EXERCISE: Below are the records. List every line holding the word "Enter".

»»

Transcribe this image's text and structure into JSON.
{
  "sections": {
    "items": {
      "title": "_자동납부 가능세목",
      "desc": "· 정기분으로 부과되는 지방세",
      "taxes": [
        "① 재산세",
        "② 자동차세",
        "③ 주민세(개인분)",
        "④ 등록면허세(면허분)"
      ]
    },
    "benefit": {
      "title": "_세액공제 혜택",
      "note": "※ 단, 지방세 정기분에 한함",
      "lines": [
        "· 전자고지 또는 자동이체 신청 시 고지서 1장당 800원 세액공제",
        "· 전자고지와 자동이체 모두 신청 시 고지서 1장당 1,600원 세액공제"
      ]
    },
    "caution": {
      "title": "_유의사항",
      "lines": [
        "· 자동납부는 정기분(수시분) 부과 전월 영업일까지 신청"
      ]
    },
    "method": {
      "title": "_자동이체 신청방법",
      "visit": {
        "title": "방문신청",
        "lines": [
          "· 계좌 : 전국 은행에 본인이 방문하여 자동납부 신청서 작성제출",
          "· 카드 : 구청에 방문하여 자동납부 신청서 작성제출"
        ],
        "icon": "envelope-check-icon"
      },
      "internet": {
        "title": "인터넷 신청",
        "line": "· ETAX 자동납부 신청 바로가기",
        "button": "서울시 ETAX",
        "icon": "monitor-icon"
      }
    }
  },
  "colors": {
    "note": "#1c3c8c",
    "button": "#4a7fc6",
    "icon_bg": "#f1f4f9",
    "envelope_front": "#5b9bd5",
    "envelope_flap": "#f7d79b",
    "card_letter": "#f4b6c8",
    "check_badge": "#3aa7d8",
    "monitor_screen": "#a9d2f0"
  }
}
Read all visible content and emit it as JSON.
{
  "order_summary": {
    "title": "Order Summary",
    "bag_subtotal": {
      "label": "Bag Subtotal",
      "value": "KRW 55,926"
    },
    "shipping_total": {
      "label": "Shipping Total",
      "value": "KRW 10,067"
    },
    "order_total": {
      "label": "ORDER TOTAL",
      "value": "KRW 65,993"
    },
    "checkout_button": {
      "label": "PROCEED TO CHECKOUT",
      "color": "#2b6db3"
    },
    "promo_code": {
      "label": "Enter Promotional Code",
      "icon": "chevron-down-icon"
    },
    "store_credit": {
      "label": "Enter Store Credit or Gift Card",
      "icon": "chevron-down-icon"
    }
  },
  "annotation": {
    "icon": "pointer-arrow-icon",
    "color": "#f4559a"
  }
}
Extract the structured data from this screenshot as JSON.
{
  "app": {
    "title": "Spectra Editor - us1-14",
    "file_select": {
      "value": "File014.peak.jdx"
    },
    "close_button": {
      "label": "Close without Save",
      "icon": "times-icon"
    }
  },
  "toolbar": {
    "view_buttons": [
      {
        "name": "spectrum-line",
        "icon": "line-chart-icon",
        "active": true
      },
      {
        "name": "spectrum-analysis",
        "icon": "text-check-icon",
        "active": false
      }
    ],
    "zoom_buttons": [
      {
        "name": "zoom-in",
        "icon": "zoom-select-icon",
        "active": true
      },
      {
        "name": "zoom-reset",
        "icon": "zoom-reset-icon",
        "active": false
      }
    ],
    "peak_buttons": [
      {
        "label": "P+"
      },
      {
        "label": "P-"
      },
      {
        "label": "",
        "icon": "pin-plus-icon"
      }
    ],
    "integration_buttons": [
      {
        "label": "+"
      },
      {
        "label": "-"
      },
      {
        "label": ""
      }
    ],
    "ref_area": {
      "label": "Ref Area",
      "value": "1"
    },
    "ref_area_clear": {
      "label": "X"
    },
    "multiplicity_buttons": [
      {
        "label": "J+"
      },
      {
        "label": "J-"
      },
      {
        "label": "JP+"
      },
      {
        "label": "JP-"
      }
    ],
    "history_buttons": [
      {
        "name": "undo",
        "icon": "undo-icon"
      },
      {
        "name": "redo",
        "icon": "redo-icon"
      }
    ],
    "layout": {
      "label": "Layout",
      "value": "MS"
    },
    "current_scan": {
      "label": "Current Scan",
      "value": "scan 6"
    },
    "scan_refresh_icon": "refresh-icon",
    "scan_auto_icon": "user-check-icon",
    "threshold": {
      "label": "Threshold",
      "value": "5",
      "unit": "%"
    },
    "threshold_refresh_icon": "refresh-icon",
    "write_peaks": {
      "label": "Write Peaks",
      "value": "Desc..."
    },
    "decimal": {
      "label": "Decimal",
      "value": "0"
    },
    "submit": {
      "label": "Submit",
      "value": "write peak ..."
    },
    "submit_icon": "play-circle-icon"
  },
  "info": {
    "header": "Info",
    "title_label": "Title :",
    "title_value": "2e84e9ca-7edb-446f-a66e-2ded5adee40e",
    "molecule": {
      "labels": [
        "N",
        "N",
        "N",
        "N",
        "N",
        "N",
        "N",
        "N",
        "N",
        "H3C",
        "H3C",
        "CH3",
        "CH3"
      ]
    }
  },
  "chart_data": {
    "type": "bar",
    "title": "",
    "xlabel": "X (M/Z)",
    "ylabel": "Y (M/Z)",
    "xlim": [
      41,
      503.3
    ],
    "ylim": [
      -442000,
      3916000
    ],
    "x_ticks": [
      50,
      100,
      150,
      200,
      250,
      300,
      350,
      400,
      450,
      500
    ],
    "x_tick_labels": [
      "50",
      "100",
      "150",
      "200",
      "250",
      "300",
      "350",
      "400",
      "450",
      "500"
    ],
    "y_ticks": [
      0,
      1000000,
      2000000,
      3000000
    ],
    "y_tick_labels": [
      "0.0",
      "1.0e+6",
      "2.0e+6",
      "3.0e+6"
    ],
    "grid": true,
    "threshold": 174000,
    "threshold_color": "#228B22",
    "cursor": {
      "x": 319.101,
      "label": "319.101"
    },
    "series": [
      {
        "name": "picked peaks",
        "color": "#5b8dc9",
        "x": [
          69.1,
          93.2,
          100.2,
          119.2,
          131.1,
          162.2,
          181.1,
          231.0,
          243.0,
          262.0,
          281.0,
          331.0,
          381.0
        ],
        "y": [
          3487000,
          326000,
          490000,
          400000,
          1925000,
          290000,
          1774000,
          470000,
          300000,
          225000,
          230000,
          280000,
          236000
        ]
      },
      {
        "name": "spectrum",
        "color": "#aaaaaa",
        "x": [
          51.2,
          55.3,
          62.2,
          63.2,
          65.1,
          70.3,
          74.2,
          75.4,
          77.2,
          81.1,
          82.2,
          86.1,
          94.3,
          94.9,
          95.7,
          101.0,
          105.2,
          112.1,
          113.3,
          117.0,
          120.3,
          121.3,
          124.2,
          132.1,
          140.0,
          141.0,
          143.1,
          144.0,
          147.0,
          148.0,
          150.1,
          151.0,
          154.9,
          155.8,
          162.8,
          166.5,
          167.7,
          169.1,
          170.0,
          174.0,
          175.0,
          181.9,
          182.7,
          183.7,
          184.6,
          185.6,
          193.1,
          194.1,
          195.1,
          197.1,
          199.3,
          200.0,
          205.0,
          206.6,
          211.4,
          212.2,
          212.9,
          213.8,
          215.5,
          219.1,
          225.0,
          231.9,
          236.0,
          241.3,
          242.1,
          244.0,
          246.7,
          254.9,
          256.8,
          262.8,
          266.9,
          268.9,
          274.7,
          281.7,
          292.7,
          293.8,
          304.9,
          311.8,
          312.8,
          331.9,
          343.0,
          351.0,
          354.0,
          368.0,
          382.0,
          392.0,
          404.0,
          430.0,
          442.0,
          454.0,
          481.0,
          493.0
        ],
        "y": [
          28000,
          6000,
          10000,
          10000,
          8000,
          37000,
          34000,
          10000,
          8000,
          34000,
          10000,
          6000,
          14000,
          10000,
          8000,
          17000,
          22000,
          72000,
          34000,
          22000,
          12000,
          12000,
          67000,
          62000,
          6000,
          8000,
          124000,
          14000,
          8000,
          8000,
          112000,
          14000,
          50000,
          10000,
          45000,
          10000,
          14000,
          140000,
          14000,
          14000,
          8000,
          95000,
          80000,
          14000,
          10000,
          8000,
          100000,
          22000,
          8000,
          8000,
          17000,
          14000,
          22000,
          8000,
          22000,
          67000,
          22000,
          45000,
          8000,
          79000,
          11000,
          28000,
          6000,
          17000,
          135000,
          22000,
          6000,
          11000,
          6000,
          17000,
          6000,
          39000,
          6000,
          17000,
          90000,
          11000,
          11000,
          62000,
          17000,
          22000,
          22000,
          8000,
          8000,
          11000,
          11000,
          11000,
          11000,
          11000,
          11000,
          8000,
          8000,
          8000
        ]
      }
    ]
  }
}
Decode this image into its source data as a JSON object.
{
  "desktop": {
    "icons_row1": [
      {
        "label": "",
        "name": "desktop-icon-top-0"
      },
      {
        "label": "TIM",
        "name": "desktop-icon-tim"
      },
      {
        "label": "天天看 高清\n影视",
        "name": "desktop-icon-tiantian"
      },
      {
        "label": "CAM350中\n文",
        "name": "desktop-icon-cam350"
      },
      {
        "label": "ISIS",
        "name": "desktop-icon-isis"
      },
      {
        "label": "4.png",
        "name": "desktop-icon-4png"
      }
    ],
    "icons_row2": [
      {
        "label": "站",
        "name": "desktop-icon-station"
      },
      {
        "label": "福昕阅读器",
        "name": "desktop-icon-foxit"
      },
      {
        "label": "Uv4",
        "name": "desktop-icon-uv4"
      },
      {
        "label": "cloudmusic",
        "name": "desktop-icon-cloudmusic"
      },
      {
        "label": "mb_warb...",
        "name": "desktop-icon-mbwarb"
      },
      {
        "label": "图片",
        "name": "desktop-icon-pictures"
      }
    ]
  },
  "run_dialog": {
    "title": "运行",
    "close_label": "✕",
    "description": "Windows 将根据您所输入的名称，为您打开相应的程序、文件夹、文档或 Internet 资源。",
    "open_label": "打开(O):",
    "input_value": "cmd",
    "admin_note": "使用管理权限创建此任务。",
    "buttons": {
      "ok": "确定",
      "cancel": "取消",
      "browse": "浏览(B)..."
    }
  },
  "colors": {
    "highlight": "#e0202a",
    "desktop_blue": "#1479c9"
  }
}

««

OUTPUT FOR THIS EXERCISE:
      "label": "Enter Promotional Code",
      "label": "Enter Store Credit or Gift Card",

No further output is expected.